Unpaid carers are to receive one week’s leave under new rules introduced by the government.
The Employment Bill also introduces flexible working as the default, unless employers have a good reason not to provide it.
Jon Greer, head of retirement policy at Quilter, said introducing a week’s leave is a welcome gift to carers, but it is not a remedy for the fact that two-thirds of people have cared for an elderly, ill or disabled relative.
“Many unpaid carers have had to sacrifice their careers and financial wellbeing to support their loved ones because it is a full time job. So while a welcome short term gift it is no replacement for the larger issues around social care and the role of unpaid carers,” he added.
Social care made another appearance in the Queen’s Speech, however there were no concrete plans except to say the government will look at the issue urgently.
Steven Cameron, pensions director at Aegon, warned the growing crisis in social care provision and how it is funded affects millions of individuals who are looking to find and fund appropriate care either for themselves or a family member.
The Queen’s Speech repeated the Conservative Manifesto guarantee that no one needing care will have to sell their home to pay for it, and also referred to seeking cross-party consensus.

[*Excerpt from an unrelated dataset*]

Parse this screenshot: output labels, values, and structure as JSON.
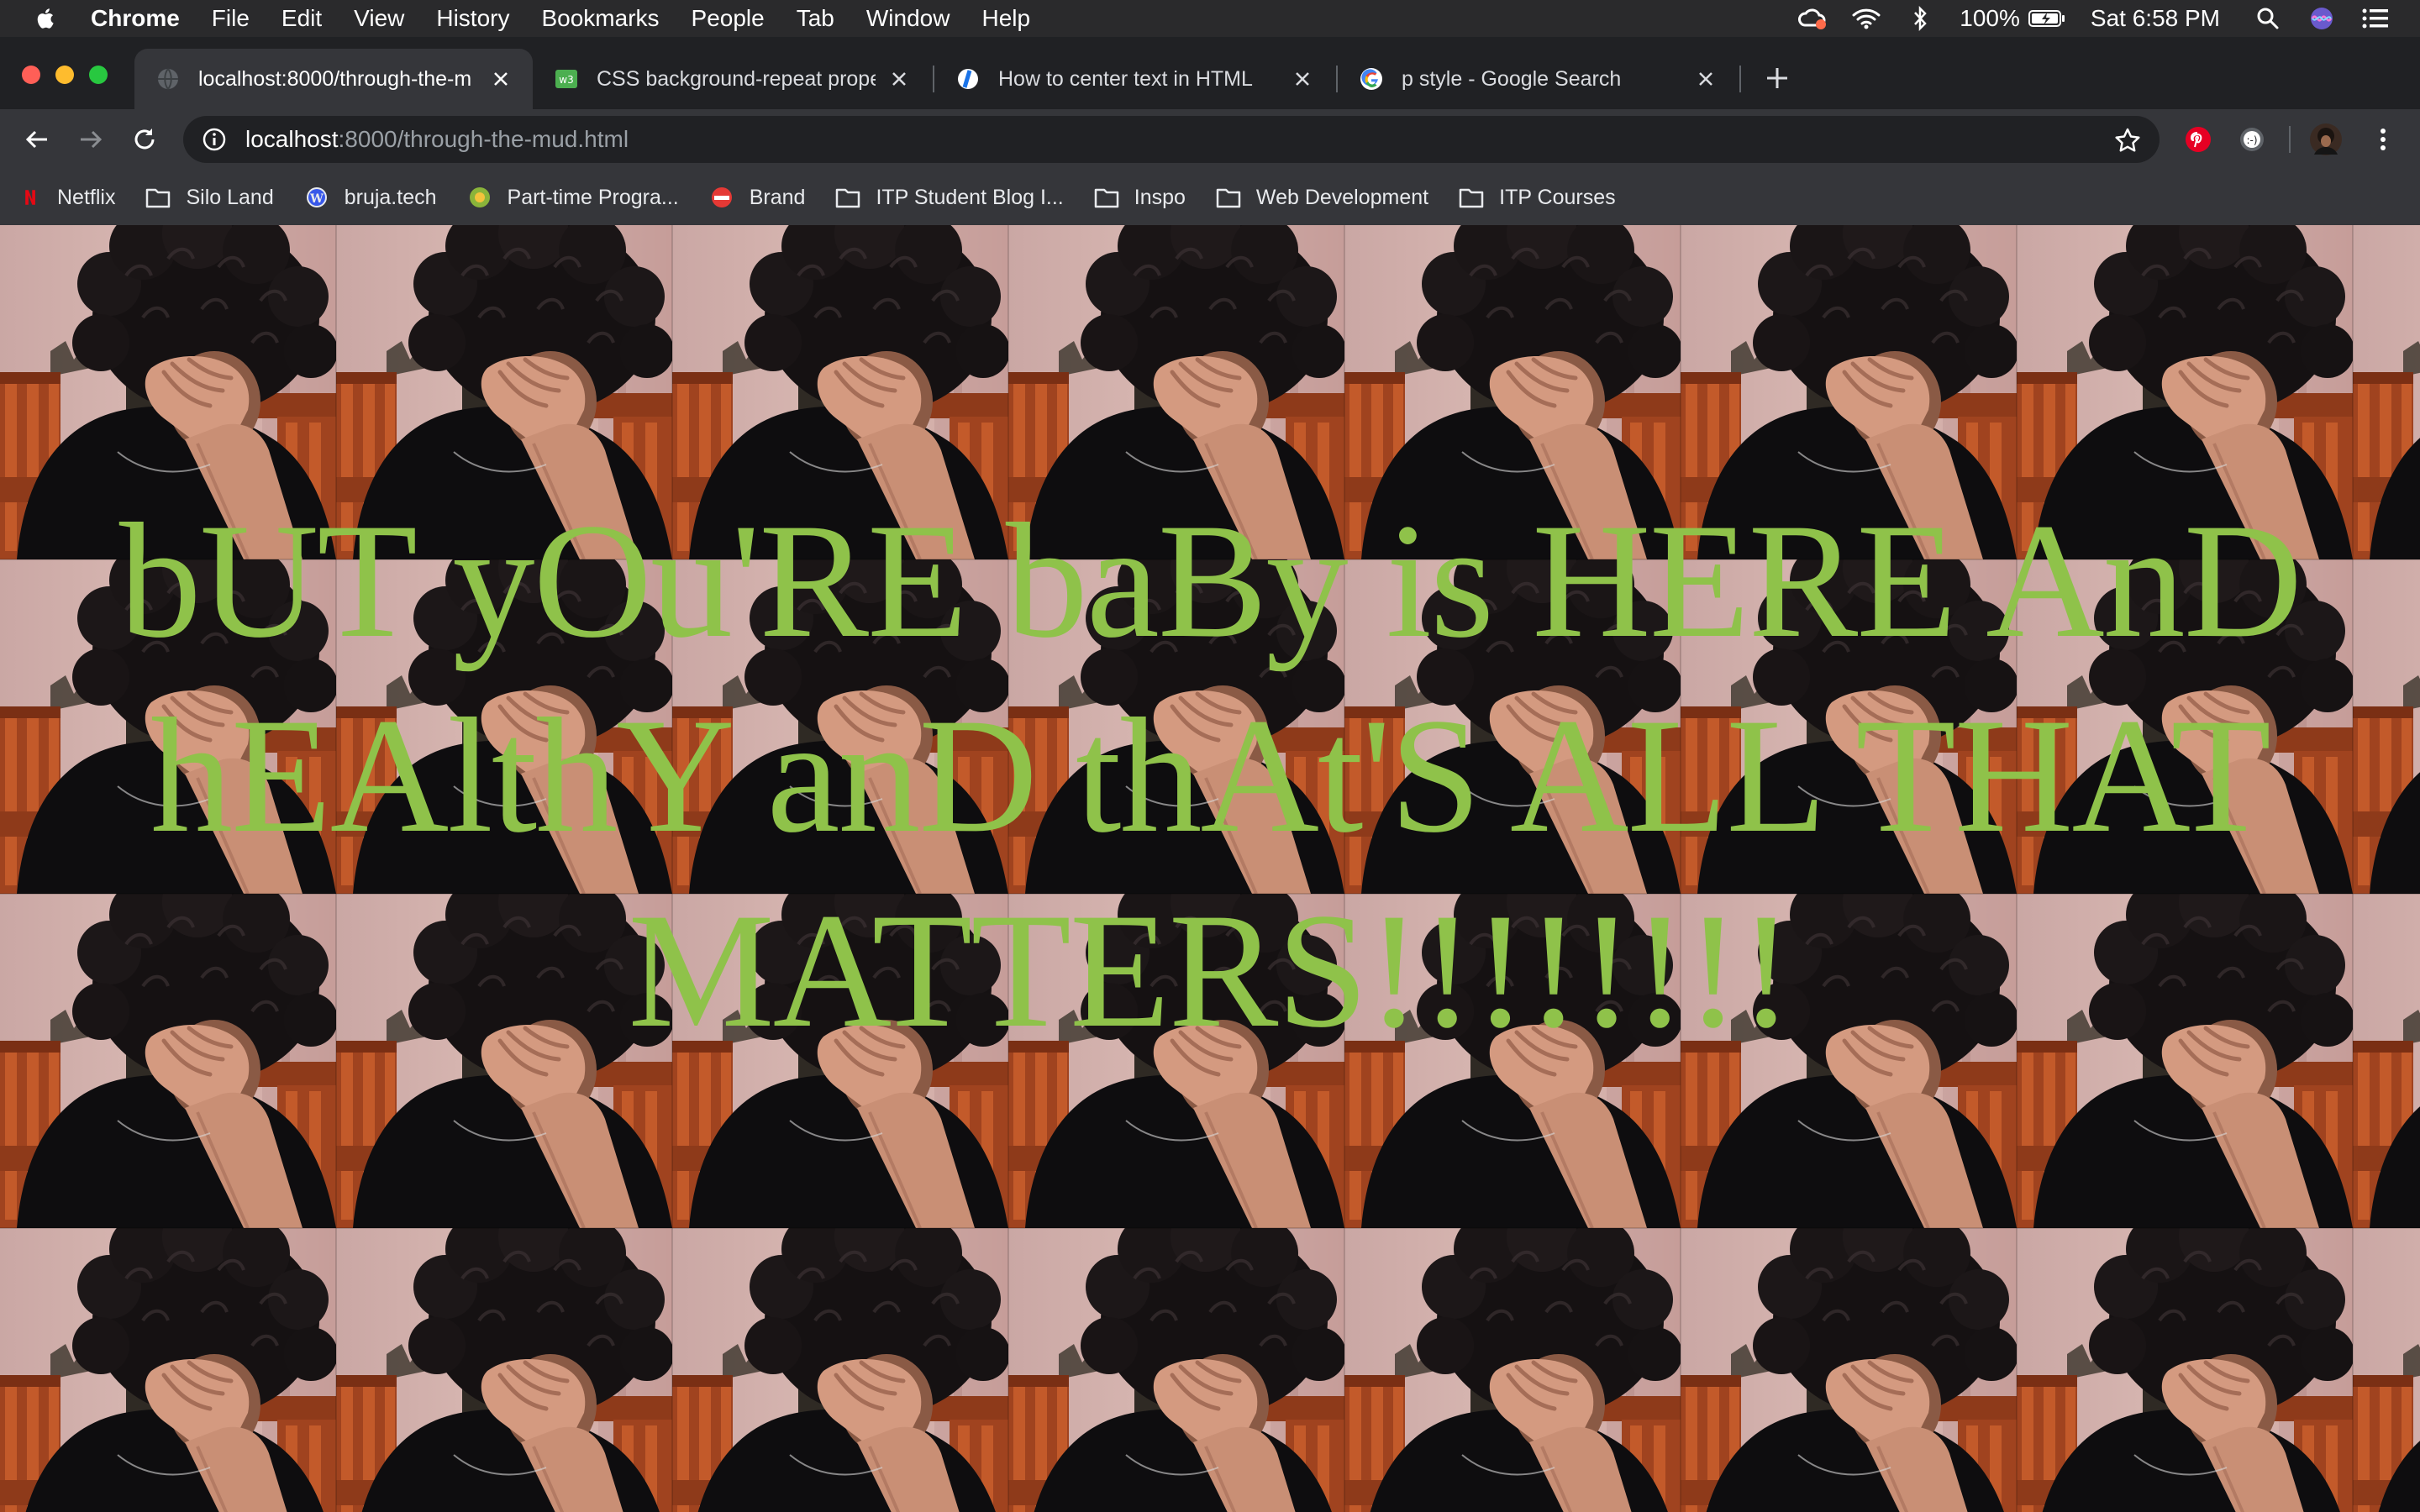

Huw Evans, director general at the Association of British Insurers, said: “We face many urgent challenges and today’s Queen’s Speech has the potential to deliver much-needed reforms on climate change, pensions, social care and building regulations. Insurers have a vital role to play in all of these areas and we will work with the government on behalf of our world-leading sector to deliver the best results for our customers, wider society and the UK economy.”